- Getting the wrong angle or speed when dipping the shoe, resulting in the paint not adhering or only sticking to part of your shoe. It’s best to lower the shoe by slowly holding the sole and submerging the whole shoe.
- Double dipping can result in a messy design and clumpy paint. If you are dipping one side at a time or the paint didn’t stick to part of the shoe, you can double dip, but try to only get the undipped section and a little of the dipped area so it joins seamlessly.
- Touching the paint before it has had the chance to dry. Don’t do it!
- Not using enough spray paint – it takes more than you think.
Mistakes To Avoid With Film Transfer Hydro Dipping
These mistakes are specific to the film transfer technique:
- Placing the film in too quickly and creating bubbles.
- Double dipping when wet. If you are doing one side of the shoe at a time, you need to wait for the shoe to dry before applying the next portion of the transfer film.
- Placing the film the wrong side up.
- Allowing water to be on top of the film before you spray it with the activator.
- Not sealing the shoes to protect them.
Both techniques of hydro dipping shoes are effective and can be done at home with relative ease.
While the spray paint technique is a little more foolproof and creates an intoxicating whirl of color, the film transfers offer more variety of design.
A few basic requirements for each include shoes, a dipping container, water, and paint or transfer film.
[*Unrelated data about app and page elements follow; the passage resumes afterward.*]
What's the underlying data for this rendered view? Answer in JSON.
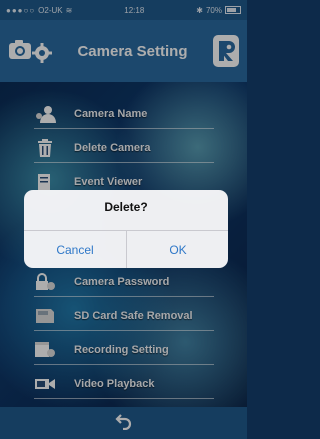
{
  "status_bar": {
    "carrier": "O2-UK",
    "time": "12:18",
    "battery": "70%"
  },
  "header": {
    "title": "Camera Setting"
  },
  "menu": [
    {
      "label": "Camera Name",
      "icon": "camera-name-icon"
    },
    {
      "label": "Delete Camera",
      "icon": "trash-icon"
    },
    {
      "label": "Event Viewer",
      "icon": "event-viewer-icon"
    },
    {
      "label": "Camera Password",
      "icon": "lock-gear-icon"
    },
    {
      "label": "SD Card Safe Removal",
      "icon": "sd-card-icon"
    },
    {
      "label": "Recording Setting",
      "icon": "recording-icon"
    },
    {
      "label": "Video Playback",
      "icon": "video-playback-icon"
    }
  ],
  "dialog": {
    "title": "Delete?",
    "cancel_label": "Cancel",
    "ok_label": "OK"
  },
  "colors": {
    "header_bg": "#2a6aa1",
    "status_bg": "#1f5a8c",
    "dialog_button": "#2f78c8"
  }
}
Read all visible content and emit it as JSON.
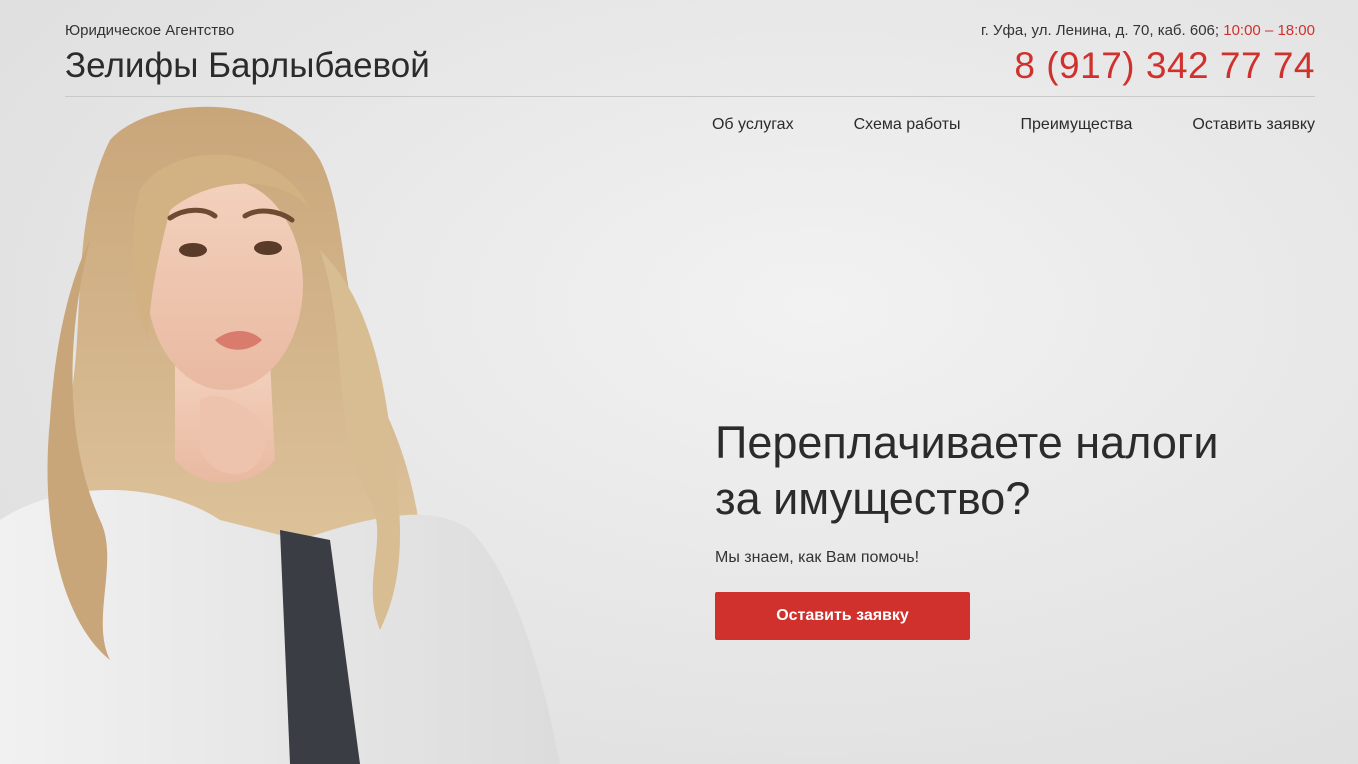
{
  "header": {
    "subtitle": "Юридическое Агентство",
    "name": "Зелифы Барлыбаевой",
    "address": "г. Уфа, ул. Ленина, д. 70, каб. 606;",
    "hours": "10:00 – 18:00",
    "phone": "8 (917) 342 77 74"
  },
  "nav": {
    "items": [
      {
        "label": "Об услугах"
      },
      {
        "label": "Схема работы"
      },
      {
        "label": "Преимущества"
      },
      {
        "label": "Оставить заявку"
      }
    ]
  },
  "hero": {
    "title_line1": "Переплачиваете налоги",
    "title_line2": "за имущество?",
    "subtitle": "Мы знаем, как Вам помочь!",
    "cta_label": "Оставить заявку"
  },
  "colors": {
    "accent": "#d0312d",
    "text": "#2b2b2b",
    "background": "#e8e8e8"
  }
}
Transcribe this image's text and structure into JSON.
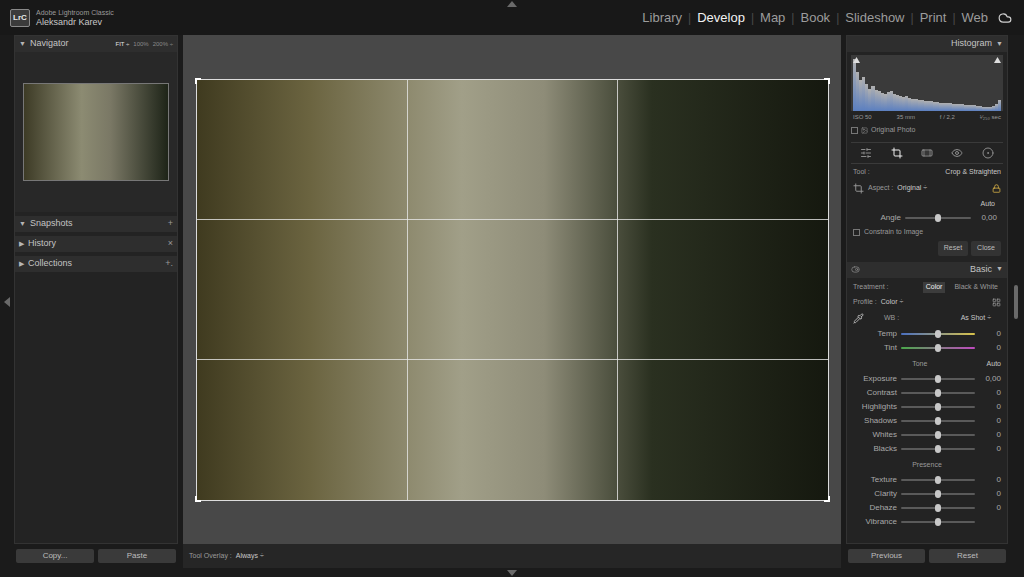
{
  "app": {
    "logo": "LrC",
    "product": "Adobe Lightroom Classic",
    "user": "Aleksandr Karev"
  },
  "modules": [
    {
      "label": "Library",
      "selected": false
    },
    {
      "label": "Develop",
      "selected": true
    },
    {
      "label": "Map",
      "selected": false
    },
    {
      "label": "Book",
      "selected": false
    },
    {
      "label": "Slideshow",
      "selected": false
    },
    {
      "label": "Print",
      "selected": false
    },
    {
      "label": "Web",
      "selected": false
    }
  ],
  "module_separator": "|",
  "navigator": {
    "marker": "▼",
    "title": "Navigator",
    "zoom": [
      {
        "label": "FIT ÷",
        "selected": true
      },
      {
        "label": "100%",
        "selected": false
      },
      {
        "label": "200% ÷",
        "selected": false
      }
    ]
  },
  "left_panels": [
    {
      "marker": "▼",
      "title": "Snapshots",
      "action": "+"
    },
    {
      "marker": "▶",
      "title": "History",
      "action": "×"
    },
    {
      "marker": "▶",
      "title": "Collections",
      "action": "+."
    }
  ],
  "left_buttons": [
    "Copy...",
    "Paste"
  ],
  "toolbar": {
    "label": "Tool Overlay :",
    "value": "Always ÷"
  },
  "histogram": {
    "title": "Histogram",
    "marker": "▼",
    "values": [
      92,
      70,
      55,
      60,
      48,
      40,
      44,
      38,
      35,
      33,
      30,
      34,
      36,
      31,
      28,
      26,
      25,
      27,
      24,
      22,
      21,
      20,
      19,
      18,
      18,
      17,
      16,
      16,
      15,
      15,
      14,
      14,
      13,
      13,
      12,
      12,
      11,
      11,
      10,
      10,
      9,
      9,
      8,
      8,
      8,
      9,
      12,
      20
    ],
    "info": [
      "ISO 50",
      "35 mm",
      "f / 2,2",
      "¹⁄₂₅₀ sec"
    ],
    "original_photo": {
      "label": "Original Photo",
      "checked": false
    }
  },
  "tools": [
    {
      "kind": "sliders",
      "selected": false
    },
    {
      "kind": "crop",
      "selected": true
    },
    {
      "kind": "heal",
      "selected": false
    },
    {
      "kind": "redeye",
      "selected": false
    },
    {
      "kind": "mask",
      "selected": false
    }
  ],
  "crop": {
    "tool_label": "Tool :",
    "tool_name": "Crop & Straighten",
    "aspect_label": "Aspect :",
    "aspect_value": "Original ÷",
    "locked": true,
    "auto": "Auto",
    "angle_label": "Angle",
    "angle_level": 0.5,
    "angle_value": "0,00",
    "constrain": {
      "label": "Constrain to Image",
      "checked": false
    },
    "buttons": [
      "Reset",
      "Close"
    ]
  },
  "basic": {
    "title": "Basic",
    "marker": "▼",
    "treatment_label": "Treatment :",
    "treatments": [
      {
        "label": "Color",
        "selected": true
      },
      {
        "label": "Black & White",
        "selected": false
      }
    ],
    "profile_label": "Profile :",
    "profile_value": "Color ÷",
    "wb_label": "WB :",
    "wb_value": "As Shot ÷",
    "wb_sliders": [
      {
        "label": "Temp",
        "level": 0.5,
        "value": "0",
        "kind": "temp"
      },
      {
        "label": "Tint",
        "level": 0.5,
        "value": "0",
        "kind": "tint"
      }
    ],
    "tone_label": "Tone",
    "tone_auto": "Auto",
    "tone_sliders": [
      {
        "label": "Exposure",
        "level": 0.5,
        "value": "0,00"
      },
      {
        "label": "Contrast",
        "level": 0.5,
        "value": "0"
      },
      {
        "label": "Highlights",
        "level": 0.5,
        "value": "0"
      },
      {
        "label": "Shadows",
        "level": 0.5,
        "value": "0"
      },
      {
        "label": "Whites",
        "level": 0.5,
        "value": "0"
      },
      {
        "label": "Blacks",
        "level": 0.5,
        "value": "0"
      }
    ],
    "presence_label": "Presence",
    "presence_sliders": [
      {
        "label": "Texture",
        "level": 0.5,
        "value": "0"
      },
      {
        "label": "Clarity",
        "level": 0.5,
        "value": "0"
      },
      {
        "label": "Dehaze",
        "level": 0.5,
        "value": "0"
      },
      {
        "label": "Vibrance",
        "level": 0.5
      }
    ]
  },
  "right_buttons": [
    "Previous",
    "Reset"
  ]
}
With these supplies in hand, you are ready to create your very own unique pair of hydro-dipped sneaks.